What to expect when you’re expecting twins – or more
August 25, 2015
“Do you see what I see?”
As a parent of multiples, I know the excitement that comes with such news; as an obstetrician, I also know the extra cares and concerns that accompany that joy.
I was a resident in my fourth year of training in Obstetrics and Gynecology when these words were spoken by a radiologist doing my ultrasound. And, yes, I could see the two sacs and the two heartbeats on the screen. Twins!
While you shouldn’t be needlessly alarmed, you need to know that some pregnancy complications are more common in women carrying twins, including:
- Nausea and vomiting
- Birth defects
- Lower birth weights for the babies
- High blood pressure during your pregnancy
- Early delivery (both because of spontaneous labor or the development of complications)
- Additional bleeding during delivery
I spend a lot of time talking with mothers of twins and more about these complications. The amount of information can be overwhelming, so I often break it down by gestational age with my patients. There is no point in worrying over something that is probably weeks away from happening.

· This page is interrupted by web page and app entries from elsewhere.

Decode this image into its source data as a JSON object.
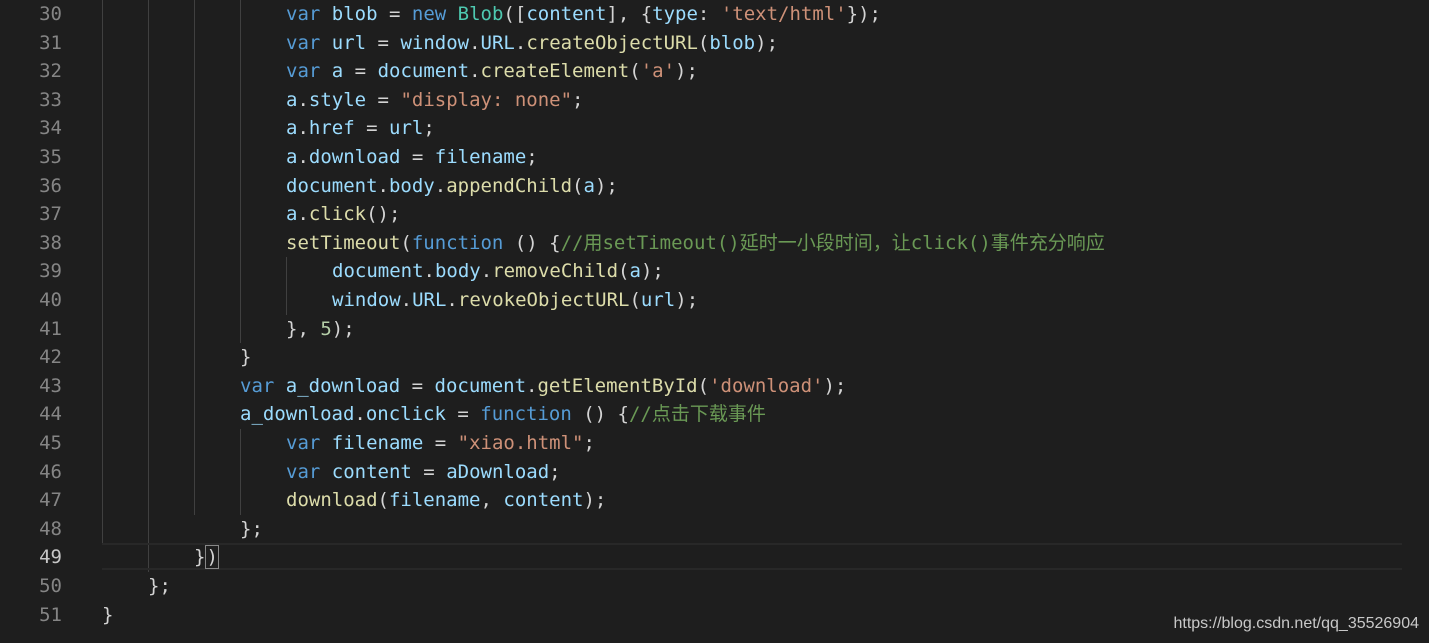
{
  "editor": {
    "active_line": "49",
    "lines": [
      {
        "num": "30",
        "tokens": [
          [
            "kw",
            "var"
          ],
          [
            "pun",
            " "
          ],
          [
            "var",
            "blob"
          ],
          [
            "pun",
            " = "
          ],
          [
            "kw",
            "new"
          ],
          [
            "pun",
            " "
          ],
          [
            "cls",
            "Blob"
          ],
          [
            "pun",
            "(["
          ],
          [
            "var",
            "content"
          ],
          [
            "pun",
            "], {"
          ],
          [
            "var",
            "type"
          ],
          [
            "pun",
            ": "
          ],
          [
            "str",
            "'text/html'"
          ],
          [
            "pun",
            "});"
          ]
        ]
      },
      {
        "num": "31",
        "tokens": [
          [
            "kw",
            "var"
          ],
          [
            "pun",
            " "
          ],
          [
            "var",
            "url"
          ],
          [
            "pun",
            " = "
          ],
          [
            "var",
            "window"
          ],
          [
            "pun",
            "."
          ],
          [
            "var",
            "URL"
          ],
          [
            "pun",
            "."
          ],
          [
            "fn",
            "createObjectURL"
          ],
          [
            "pun",
            "("
          ],
          [
            "var",
            "blob"
          ],
          [
            "pun",
            ");"
          ]
        ]
      },
      {
        "num": "32",
        "tokens": [
          [
            "kw",
            "var"
          ],
          [
            "pun",
            " "
          ],
          [
            "var",
            "a"
          ],
          [
            "pun",
            " = "
          ],
          [
            "var",
            "document"
          ],
          [
            "pun",
            "."
          ],
          [
            "fn",
            "createElement"
          ],
          [
            "pun",
            "("
          ],
          [
            "str",
            "'a'"
          ],
          [
            "pun",
            ");"
          ]
        ]
      },
      {
        "num": "33",
        "tokens": [
          [
            "var",
            "a"
          ],
          [
            "pun",
            "."
          ],
          [
            "var",
            "style"
          ],
          [
            "pun",
            " = "
          ],
          [
            "str",
            "\"display: none\""
          ],
          [
            "pun",
            ";"
          ]
        ]
      },
      {
        "num": "34",
        "tokens": [
          [
            "var",
            "a"
          ],
          [
            "pun",
            "."
          ],
          [
            "var",
            "href"
          ],
          [
            "pun",
            " = "
          ],
          [
            "var",
            "url"
          ],
          [
            "pun",
            ";"
          ]
        ]
      },
      {
        "num": "35",
        "tokens": [
          [
            "var",
            "a"
          ],
          [
            "pun",
            "."
          ],
          [
            "var",
            "download"
          ],
          [
            "pun",
            " = "
          ],
          [
            "var",
            "filename"
          ],
          [
            "pun",
            ";"
          ]
        ]
      },
      {
        "num": "36",
        "tokens": [
          [
            "var",
            "document"
          ],
          [
            "pun",
            "."
          ],
          [
            "var",
            "body"
          ],
          [
            "pun",
            "."
          ],
          [
            "fn",
            "appendChild"
          ],
          [
            "pun",
            "("
          ],
          [
            "var",
            "a"
          ],
          [
            "pun",
            ");"
          ]
        ]
      },
      {
        "num": "37",
        "tokens": [
          [
            "var",
            "a"
          ],
          [
            "pun",
            "."
          ],
          [
            "fn",
            "click"
          ],
          [
            "pun",
            "();"
          ]
        ]
      },
      {
        "num": "38",
        "tokens": [
          [
            "fn",
            "setTimeout"
          ],
          [
            "pun",
            "("
          ],
          [
            "kw",
            "function"
          ],
          [
            "pun",
            " () {"
          ],
          [
            "cmt",
            "//用setTimeout()延时一小段时间，让click()事件充分响应"
          ]
        ]
      },
      {
        "num": "39",
        "tokens": [
          [
            "var",
            "document"
          ],
          [
            "pun",
            "."
          ],
          [
            "var",
            "body"
          ],
          [
            "pun",
            "."
          ],
          [
            "fn",
            "removeChild"
          ],
          [
            "pun",
            "("
          ],
          [
            "var",
            "a"
          ],
          [
            "pun",
            ");"
          ]
        ]
      },
      {
        "num": "40",
        "tokens": [
          [
            "var",
            "window"
          ],
          [
            "pun",
            "."
          ],
          [
            "var",
            "URL"
          ],
          [
            "pun",
            "."
          ],
          [
            "fn",
            "revokeObjectURL"
          ],
          [
            "pun",
            "("
          ],
          [
            "var",
            "url"
          ],
          [
            "pun",
            ");"
          ]
        ]
      },
      {
        "num": "41",
        "tokens": [
          [
            "pun",
            "}, "
          ],
          [
            "num",
            "5"
          ],
          [
            "pun",
            ");"
          ]
        ]
      },
      {
        "num": "42",
        "tokens": [
          [
            "pun",
            "}"
          ]
        ]
      },
      {
        "num": "43",
        "tokens": [
          [
            "kw",
            "var"
          ],
          [
            "pun",
            " "
          ],
          [
            "var",
            "a_download"
          ],
          [
            "pun",
            " = "
          ],
          [
            "var",
            "document"
          ],
          [
            "pun",
            "."
          ],
          [
            "fn",
            "getElementById"
          ],
          [
            "pun",
            "("
          ],
          [
            "str",
            "'download'"
          ],
          [
            "pun",
            ");"
          ]
        ]
      },
      {
        "num": "44",
        "tokens": [
          [
            "var",
            "a_download"
          ],
          [
            "pun",
            "."
          ],
          [
            "var",
            "onclick"
          ],
          [
            "pun",
            " = "
          ],
          [
            "kw",
            "function"
          ],
          [
            "pun",
            " () {"
          ],
          [
            "cmt",
            "//点击下载事件"
          ]
        ]
      },
      {
        "num": "45",
        "tokens": [
          [
            "kw",
            "var"
          ],
          [
            "pun",
            " "
          ],
          [
            "var",
            "filename"
          ],
          [
            "pun",
            " = "
          ],
          [
            "str",
            "\"xiao.html\""
          ],
          [
            "pun",
            ";"
          ]
        ]
      },
      {
        "num": "46",
        "tokens": [
          [
            "kw",
            "var"
          ],
          [
            "pun",
            " "
          ],
          [
            "var",
            "content"
          ],
          [
            "pun",
            " = "
          ],
          [
            "var",
            "aDownload"
          ],
          [
            "pun",
            ";"
          ]
        ]
      },
      {
        "num": "47",
        "tokens": [
          [
            "fn",
            "download"
          ],
          [
            "pun",
            "("
          ],
          [
            "var",
            "filename"
          ],
          [
            "pun",
            ", "
          ],
          [
            "var",
            "content"
          ],
          [
            "pun",
            ");"
          ]
        ]
      },
      {
        "num": "48",
        "tokens": [
          [
            "pun",
            "};"
          ]
        ]
      },
      {
        "num": "49",
        "tokens": [
          [
            "pun",
            "}"
          ],
          [
            "bracket",
            ")"
          ]
        ]
      },
      {
        "num": "50",
        "tokens": [
          [
            "pun",
            "};"
          ]
        ]
      },
      {
        "num": "51",
        "tokens": [
          [
            "pun",
            "}"
          ]
        ]
      }
    ]
  },
  "watermark": "https://blog.csdn.net/qq_35526904",
  "colors": {
    "background": "#1e1e1e",
    "keyword": "#569cd6",
    "variable": "#9cdcfe",
    "function": "#dcdcaa",
    "class": "#4ec9b0",
    "string": "#ce9178",
    "number": "#b5cea8",
    "comment": "#6a9955"
  }
}
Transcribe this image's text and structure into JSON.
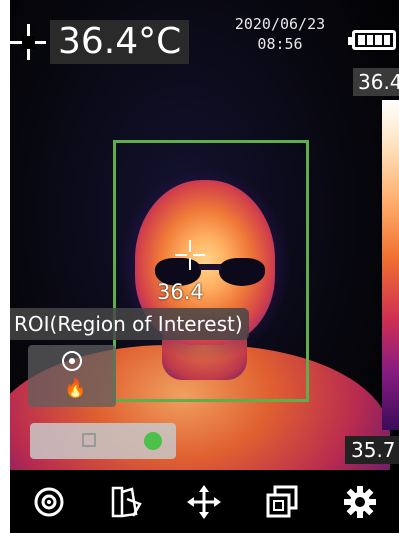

In this post, I will address some of the most common questions that relate to the first trimester, and clarify some misconceptions.
Identical or fraternal? One placenta or two?
It’s important to try to distinguish what type of twin pregnancy you have, because potential pregnancy complications change depending on that information. More specifically, complications are different depending on whether there is one placenta shared by the two babies, or if each baby is in its own sac with its own placenta.
Your family history may help us determine if the twins are fraternal (two eggs are fertilized) or identical (one egg is fertilized and then splits after fertilization). Fraternal twins run in families. In some populations, as many as one in 20 pregnancies may be a twin pregnancy. Identical twins occur in one in 250 pregnancies, a statistic that is pretty constant around the world.
Other factors that influence your chance for fraternal twins include fertility treatments, older age, and increased body mass index. Patients who have had a fertility treatment that involved more than one egg often assume their twins must be fraternal. That’s not true. Patients who undergo fertility treatment also have an increased chance of identical twins.
The best way to determine the type of twin gestation is a first trimester ultrasound.
In the picture with this post, you can see what early ultrasounds look like for different types of twins. On the top image, the arrow points to a very thick membrane between the two sacs; this is how a pregnancy with two separate sacs and two separate placentas appears. However, identical twins that split within the first 72 hours after fertilization will look exactly the same as fraternal twins on ultrasound. Sometimes, in the case of two boys or two girls, we won’t know for sure until after the babies are born and we do further testing.
In the bottom image, the arrow points to a very thin white line between the two sacs, indicating identical twins that are in separate sacs sharing one placenta. Occasionally we won’t be able to see a dividing line or membrane which tells us the identical twins are together in the same sac.
Eat well, take supplements
We want you to gain more weight with twins – 40 to 50 pounds over the course of the pregnancy, compared with the 25 to 35 pounds we expect a woman with a normal BMI to gain. Like all pregnant women, you’ll also need to take an iron supplement to prevent anemia. But this is especially important in women carrying multiples since the risk of anemia and blood loss at delivery is higher. Hopefully you’ve been taking a folate supplement before getting pregnant; you’ll want to continue this as well to help prevent anemia.
I know from experience that thinking about eating and taking vitamins and supplements can be hard to do in the first trimester. From the beginning of my pregnancy carrying twins, I suffered from bad nausea and vomiting. Excessive nausea and vomiting can be associated with other pregnancy abnormalities, so I thought this might be the cause for my illness. Fortunately, I had another, much nicer reason for being extra sick! Check out Dr. Nelson’s suggestions to help manage morning sickness symptoms. And know that in the event of severe morning sickness more powerful drugs may be necessary to control your symptoms.
Down syndrome screening
All pregnant patients seen in their first trimester of pregnancy should think carefully about Down syndrome screening. But screening and diagnostic testing become more complicated with two fetuses, so you need to talk with your obstetrician about options. It’s also possible only one baby could be affected, making further decisions regarding the pregnancy difficult.